### DATA SUPPLIED ###

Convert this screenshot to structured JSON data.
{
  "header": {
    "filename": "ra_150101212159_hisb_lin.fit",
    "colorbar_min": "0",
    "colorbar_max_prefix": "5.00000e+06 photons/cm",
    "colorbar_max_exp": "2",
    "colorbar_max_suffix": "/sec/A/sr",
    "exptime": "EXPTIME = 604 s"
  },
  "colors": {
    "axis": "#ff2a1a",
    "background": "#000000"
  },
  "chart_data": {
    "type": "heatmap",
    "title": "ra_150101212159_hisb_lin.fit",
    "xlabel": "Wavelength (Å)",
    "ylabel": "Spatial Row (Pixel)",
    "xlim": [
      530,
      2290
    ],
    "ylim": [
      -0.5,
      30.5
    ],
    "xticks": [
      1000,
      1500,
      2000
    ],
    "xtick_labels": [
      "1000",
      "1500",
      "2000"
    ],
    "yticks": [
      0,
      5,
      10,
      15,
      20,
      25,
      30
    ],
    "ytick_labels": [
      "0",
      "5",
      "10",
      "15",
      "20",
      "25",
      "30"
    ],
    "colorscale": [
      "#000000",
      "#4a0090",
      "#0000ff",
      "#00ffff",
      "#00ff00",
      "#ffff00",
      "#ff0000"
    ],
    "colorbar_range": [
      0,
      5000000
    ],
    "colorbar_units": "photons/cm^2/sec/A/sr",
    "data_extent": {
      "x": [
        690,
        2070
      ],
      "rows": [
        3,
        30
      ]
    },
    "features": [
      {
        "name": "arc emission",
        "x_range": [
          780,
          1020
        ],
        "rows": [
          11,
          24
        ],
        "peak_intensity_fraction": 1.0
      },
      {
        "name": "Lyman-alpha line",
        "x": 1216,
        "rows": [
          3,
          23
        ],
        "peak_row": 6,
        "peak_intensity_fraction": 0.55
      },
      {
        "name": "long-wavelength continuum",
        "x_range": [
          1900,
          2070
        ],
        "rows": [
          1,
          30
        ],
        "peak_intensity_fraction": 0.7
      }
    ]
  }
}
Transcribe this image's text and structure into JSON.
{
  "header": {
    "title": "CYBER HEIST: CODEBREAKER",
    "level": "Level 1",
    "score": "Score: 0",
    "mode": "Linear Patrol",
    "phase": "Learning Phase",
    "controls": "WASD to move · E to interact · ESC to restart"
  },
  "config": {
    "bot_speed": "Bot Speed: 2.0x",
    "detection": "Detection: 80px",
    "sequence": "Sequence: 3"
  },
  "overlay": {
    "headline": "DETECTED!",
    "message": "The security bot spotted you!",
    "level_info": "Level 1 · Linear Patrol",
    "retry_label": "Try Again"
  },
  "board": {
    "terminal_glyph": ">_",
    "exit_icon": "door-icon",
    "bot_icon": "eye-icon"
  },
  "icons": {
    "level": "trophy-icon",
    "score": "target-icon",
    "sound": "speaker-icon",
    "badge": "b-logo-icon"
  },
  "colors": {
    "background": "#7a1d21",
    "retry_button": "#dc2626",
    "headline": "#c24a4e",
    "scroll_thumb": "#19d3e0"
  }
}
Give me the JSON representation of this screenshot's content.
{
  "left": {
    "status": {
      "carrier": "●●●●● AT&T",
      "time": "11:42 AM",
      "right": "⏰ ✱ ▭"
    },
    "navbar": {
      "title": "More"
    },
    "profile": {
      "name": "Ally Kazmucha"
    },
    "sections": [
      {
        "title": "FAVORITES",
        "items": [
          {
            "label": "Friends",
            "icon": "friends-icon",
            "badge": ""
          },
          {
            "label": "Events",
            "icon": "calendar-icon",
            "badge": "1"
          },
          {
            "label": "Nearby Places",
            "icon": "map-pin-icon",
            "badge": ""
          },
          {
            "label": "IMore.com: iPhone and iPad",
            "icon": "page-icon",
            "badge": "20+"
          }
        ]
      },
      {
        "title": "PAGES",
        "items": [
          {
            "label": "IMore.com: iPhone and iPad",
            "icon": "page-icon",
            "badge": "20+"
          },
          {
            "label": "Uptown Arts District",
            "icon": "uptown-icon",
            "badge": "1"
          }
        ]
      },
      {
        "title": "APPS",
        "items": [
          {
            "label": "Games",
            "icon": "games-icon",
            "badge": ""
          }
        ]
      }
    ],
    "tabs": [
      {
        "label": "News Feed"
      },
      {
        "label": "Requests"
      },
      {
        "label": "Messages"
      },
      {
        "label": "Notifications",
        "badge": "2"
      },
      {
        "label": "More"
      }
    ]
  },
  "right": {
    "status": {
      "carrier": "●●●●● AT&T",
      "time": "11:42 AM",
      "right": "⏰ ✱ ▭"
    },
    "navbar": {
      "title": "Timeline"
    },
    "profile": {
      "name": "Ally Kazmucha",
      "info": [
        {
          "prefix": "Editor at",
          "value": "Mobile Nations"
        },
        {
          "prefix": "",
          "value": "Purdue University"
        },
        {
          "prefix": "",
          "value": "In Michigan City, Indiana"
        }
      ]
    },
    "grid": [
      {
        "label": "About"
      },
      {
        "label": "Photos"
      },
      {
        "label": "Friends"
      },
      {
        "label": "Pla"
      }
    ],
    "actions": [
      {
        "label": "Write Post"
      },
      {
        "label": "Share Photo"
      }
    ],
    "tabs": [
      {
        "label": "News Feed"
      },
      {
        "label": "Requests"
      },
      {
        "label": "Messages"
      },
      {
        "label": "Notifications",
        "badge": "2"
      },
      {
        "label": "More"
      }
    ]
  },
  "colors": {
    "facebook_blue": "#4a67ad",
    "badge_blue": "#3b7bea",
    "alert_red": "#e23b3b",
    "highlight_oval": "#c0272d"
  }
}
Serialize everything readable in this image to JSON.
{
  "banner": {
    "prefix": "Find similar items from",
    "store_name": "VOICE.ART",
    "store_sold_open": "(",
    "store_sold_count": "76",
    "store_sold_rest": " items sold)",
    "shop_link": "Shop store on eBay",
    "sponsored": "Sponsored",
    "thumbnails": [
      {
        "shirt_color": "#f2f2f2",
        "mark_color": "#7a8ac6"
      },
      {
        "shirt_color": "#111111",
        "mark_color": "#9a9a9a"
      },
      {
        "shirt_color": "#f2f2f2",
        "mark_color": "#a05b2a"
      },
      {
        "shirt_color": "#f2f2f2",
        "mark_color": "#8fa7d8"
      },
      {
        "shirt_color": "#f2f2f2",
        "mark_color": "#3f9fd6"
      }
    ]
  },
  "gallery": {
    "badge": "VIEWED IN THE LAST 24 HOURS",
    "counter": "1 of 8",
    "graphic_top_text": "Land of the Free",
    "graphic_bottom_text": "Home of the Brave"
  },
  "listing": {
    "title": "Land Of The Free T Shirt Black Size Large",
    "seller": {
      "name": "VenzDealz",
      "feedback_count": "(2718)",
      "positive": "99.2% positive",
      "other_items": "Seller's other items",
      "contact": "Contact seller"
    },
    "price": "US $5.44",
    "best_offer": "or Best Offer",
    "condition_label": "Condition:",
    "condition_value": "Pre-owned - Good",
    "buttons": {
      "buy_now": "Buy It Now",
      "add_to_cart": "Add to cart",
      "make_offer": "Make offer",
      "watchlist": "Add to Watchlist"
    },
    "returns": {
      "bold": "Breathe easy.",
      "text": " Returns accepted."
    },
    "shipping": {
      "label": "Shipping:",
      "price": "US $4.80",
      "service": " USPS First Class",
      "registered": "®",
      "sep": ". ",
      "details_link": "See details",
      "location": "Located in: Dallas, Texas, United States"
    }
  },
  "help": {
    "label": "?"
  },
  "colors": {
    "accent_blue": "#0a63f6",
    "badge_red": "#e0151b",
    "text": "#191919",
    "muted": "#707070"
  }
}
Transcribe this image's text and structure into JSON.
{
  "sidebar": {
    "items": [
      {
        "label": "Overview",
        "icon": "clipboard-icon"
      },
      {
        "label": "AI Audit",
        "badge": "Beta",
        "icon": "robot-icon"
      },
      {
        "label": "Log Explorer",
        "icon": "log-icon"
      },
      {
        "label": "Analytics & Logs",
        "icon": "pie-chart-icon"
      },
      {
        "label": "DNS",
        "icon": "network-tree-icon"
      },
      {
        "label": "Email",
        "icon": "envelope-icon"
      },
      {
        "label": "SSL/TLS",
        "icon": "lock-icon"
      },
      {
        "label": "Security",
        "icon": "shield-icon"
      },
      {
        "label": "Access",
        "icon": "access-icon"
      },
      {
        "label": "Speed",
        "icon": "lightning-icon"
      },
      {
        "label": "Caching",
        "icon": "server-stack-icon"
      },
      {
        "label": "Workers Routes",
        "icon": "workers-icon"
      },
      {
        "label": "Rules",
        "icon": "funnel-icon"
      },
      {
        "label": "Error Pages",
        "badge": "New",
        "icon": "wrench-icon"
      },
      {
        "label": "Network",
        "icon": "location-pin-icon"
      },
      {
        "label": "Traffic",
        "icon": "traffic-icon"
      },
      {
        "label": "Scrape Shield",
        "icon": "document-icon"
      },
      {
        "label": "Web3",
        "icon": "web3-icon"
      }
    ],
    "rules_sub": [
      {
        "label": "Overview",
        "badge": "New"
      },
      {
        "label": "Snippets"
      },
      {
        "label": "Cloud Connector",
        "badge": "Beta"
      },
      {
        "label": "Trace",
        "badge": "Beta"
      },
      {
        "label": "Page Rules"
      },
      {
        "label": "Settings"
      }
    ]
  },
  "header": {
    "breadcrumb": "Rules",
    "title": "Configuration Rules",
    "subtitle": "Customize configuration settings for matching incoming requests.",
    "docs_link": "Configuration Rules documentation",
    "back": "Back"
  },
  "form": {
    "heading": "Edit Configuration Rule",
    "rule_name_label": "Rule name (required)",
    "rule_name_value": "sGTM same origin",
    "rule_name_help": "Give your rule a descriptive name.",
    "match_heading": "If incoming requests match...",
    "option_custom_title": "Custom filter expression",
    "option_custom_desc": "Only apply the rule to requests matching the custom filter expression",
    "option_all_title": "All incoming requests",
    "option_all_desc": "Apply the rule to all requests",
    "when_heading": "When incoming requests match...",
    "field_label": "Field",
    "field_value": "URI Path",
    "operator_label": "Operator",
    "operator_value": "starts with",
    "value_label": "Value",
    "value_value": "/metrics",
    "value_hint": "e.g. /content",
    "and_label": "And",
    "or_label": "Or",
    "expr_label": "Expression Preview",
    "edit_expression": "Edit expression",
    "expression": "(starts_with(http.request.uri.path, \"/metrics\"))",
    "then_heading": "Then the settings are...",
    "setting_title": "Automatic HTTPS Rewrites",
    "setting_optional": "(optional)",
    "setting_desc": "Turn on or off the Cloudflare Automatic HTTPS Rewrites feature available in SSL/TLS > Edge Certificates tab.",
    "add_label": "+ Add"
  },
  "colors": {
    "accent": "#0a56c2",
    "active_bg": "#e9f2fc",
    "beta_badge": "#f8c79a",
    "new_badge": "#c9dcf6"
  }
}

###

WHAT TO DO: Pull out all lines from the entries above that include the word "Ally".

TASK ANSWER:
      "name": "Ally Kazmucha"
      "name": "Ally Kazmucha",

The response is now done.